  • Wholesaler mark-ups were lowered to 7% from 9%, thereby lowering the pharmacist’s acquisition cost.
  • Professional allowances will be limited to 20% of purchases.
  • Patients will be allowed to purchase selected drug therapies in the community setting and bring the drug for administration in a hospital setting.

At this point it’s too soon to predict the impact Quebec’s Drug Policy will have on our drug plans. We’ll continue to monitor the impact of these changes.

NOVA SCOTIA
Nova Scotia to eliminate mandatory retirement
Nova Scotia’s Bill 163, An Act Respecting the Elimination of Mandatory Retirement, takes effect July 1, 2009. This two-year window gives employers time to prepare (e.g. negotiate collective agreements) for changes to the various pieces of legislation affected by Bill 163. Among the changes, a revised provincial Human Rights Act will prohibit employers from forcing mandatory retirement at age 65.
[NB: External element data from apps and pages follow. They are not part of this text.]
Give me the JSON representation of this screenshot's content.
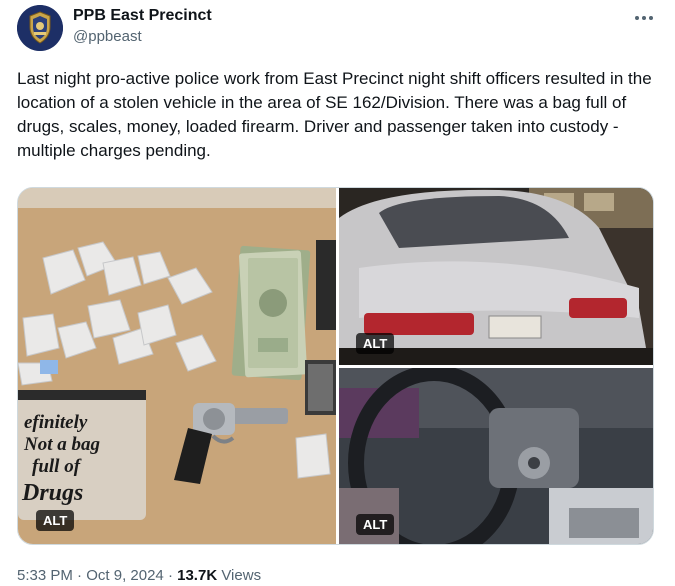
{
  "author": {
    "name": "PPB East Precinct",
    "handle": "@ppbeast"
  },
  "tweet": {
    "text": "Last night pro-active police work from East Precinct night shift officers resulted in the location of a stolen vehicle in the area of SE 162/Division. There was a bag full of drugs, scales, money, loaded firearm. Driver and passenger taken into custody - multiple charges pending."
  },
  "media": {
    "photos": [
      {
        "alt_label": "ALT",
        "bag_text": [
          "efinitely",
          "Not a bag",
          "full of",
          "Drugs"
        ]
      },
      {
        "alt_label": "ALT"
      },
      {
        "alt_label": "ALT"
      }
    ]
  },
  "meta": {
    "time": "5:33 PM",
    "separator": "·",
    "date": "Oct 9, 2024",
    "views_count": "13.7K",
    "views_label": "Views"
  },
  "icons": {
    "more": "more-horizontal-icon",
    "avatar": "police-badge-logo"
  },
  "colors": {
    "text": "#0f1419",
    "secondary": "#536471",
    "border": "#cfd9de",
    "avatar_bg": "#1d2f66"
  }
}
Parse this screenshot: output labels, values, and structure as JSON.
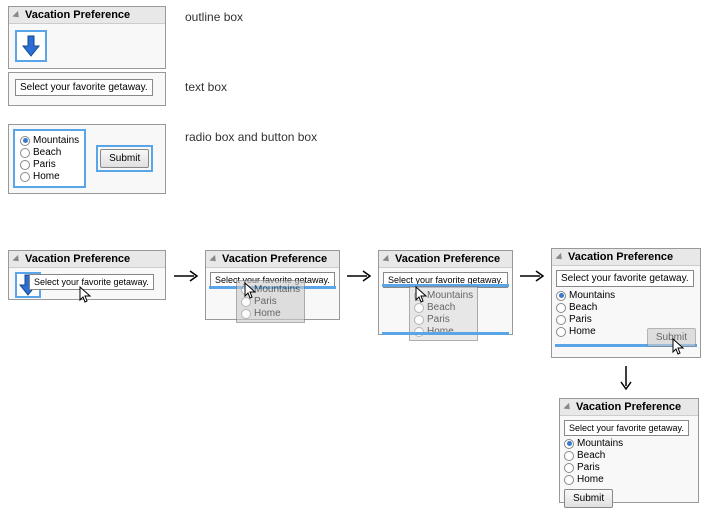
{
  "title": "Vacation Preference",
  "prompt": "Select your favorite getaway.",
  "options": [
    "Mountains",
    "Beach",
    "Paris",
    "Home"
  ],
  "submit": "Submit",
  "labels": {
    "outline": "outline box",
    "text": "text box",
    "radio": "radio box and button box"
  }
}
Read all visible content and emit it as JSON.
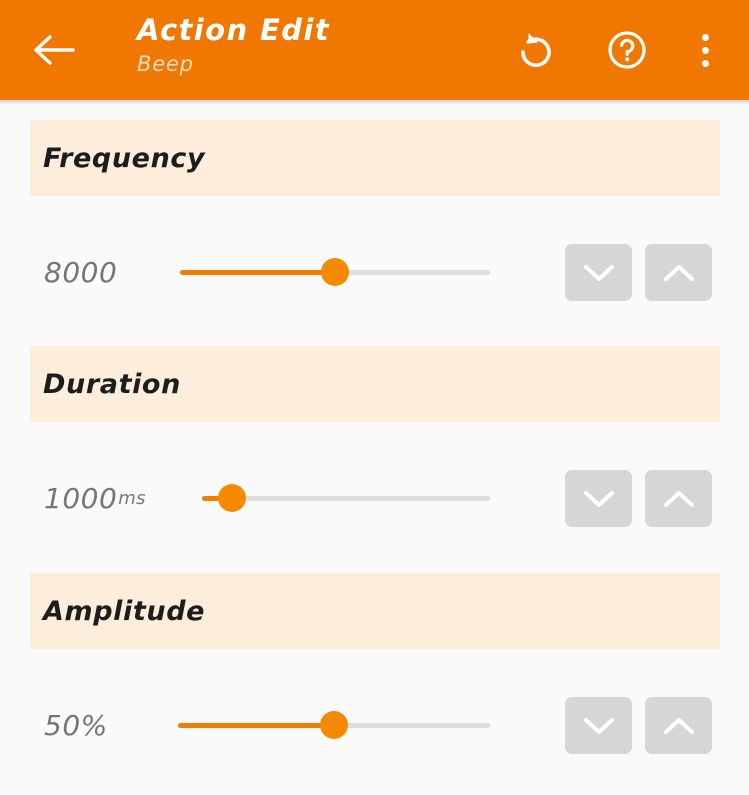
{
  "appbar": {
    "title": "Action Edit",
    "subtitle": "Beep",
    "back_icon": "arrow-left-icon",
    "undo_icon": "undo-icon",
    "help_icon": "help-circle-icon",
    "more_icon": "overflow-menu-icon",
    "background_color": "#f07800",
    "title_color": "#ffffff",
    "subtitle_color": "#fbdcbe"
  },
  "theme": {
    "accent": "#ef7d00",
    "band_background": "#fdeedc",
    "page_background": "#fafafa",
    "track_color": "#dddddd",
    "stepper_background": "#d6d6d6",
    "value_color": "#767676"
  },
  "sections": [
    {
      "label": "Frequency",
      "value": "8000",
      "unit": "",
      "slider_percent": 50,
      "decrement_label": "chevron-down-icon",
      "increment_label": "chevron-up-icon"
    },
    {
      "label": "Duration",
      "value": "1000",
      "unit": "ms",
      "slider_percent": 10,
      "decrement_label": "chevron-down-icon",
      "increment_label": "chevron-up-icon"
    },
    {
      "label": "Amplitude",
      "value": "50%",
      "unit": "",
      "slider_percent": 50,
      "decrement_label": "chevron-down-icon",
      "increment_label": "chevron-up-icon"
    }
  ]
}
Bill 163 adds a bona fide occupational requirement exclusion. This means that certain jobs such as firefighters and pilots may justifiably have a mandatory retirement age if a worker’s age could significantly affect his or her ability to do the job. Exclusions must be approved by the Human Rights Commission.

The legislation won’t affect eligibility for retirement under pension plans.

Impact on your plan
Though we don’t see any necessary contract changes resulting from the legislation, you may want to seek advice to ensure you understand the full impact of these changes on all of your human resources practices.

If you want to provide coverage for plan members over 65
With the exception of Long Term Disability, which terminates at 65, we can offer the option to continue benefits beyond age 65. Generally, Extended Health Care and Dental can be offered to the earlier of age 70 or retirement. Life and Accidental Death & Dismemberment coverage also extends to age 70. Some exceptions to these standards may be available.

We will continue to review our product portfolio to ensure we’re able to meet the needs of plan members staying in the workforce beyond age 65.

For more information, refer to Focus Update # 117 or go to Bill 163.

NEWFOUNDLAND AND LABRADOR
Newfoundland and Labrador add new component to Prescription Drug Program
Newfoundland and Labrador has added a new component to its provincial drug program. Effective October 31, 2007, the Assurance Plan caps out-of-pocket costs for eligible drugs based on a family’s net income. The lower a family’s income, the lower the percentage of income they have to spend on eligible drugs.

Legislative change

Maximum percentage of income to spend on eligible drug costs

$0 - $39,999

5%

$40,000 - $74,000 7.5%
$75,000 - $149,000

10%

We don’t have enough information at this point to assess what impact this will have on our drug plans.

For more information on the Assurance Plan and the other components of the Newfoundland and Labrador Prescription Drug Program, go to Assurance Plan.

For more legislative news
You can find more information on these and other legislation-related issues in Focus on legislation in 2007 in the Focus Update archives at Focus Update 2007. If you have any questions, please contact your Sun Life Financial Group Benefits representative.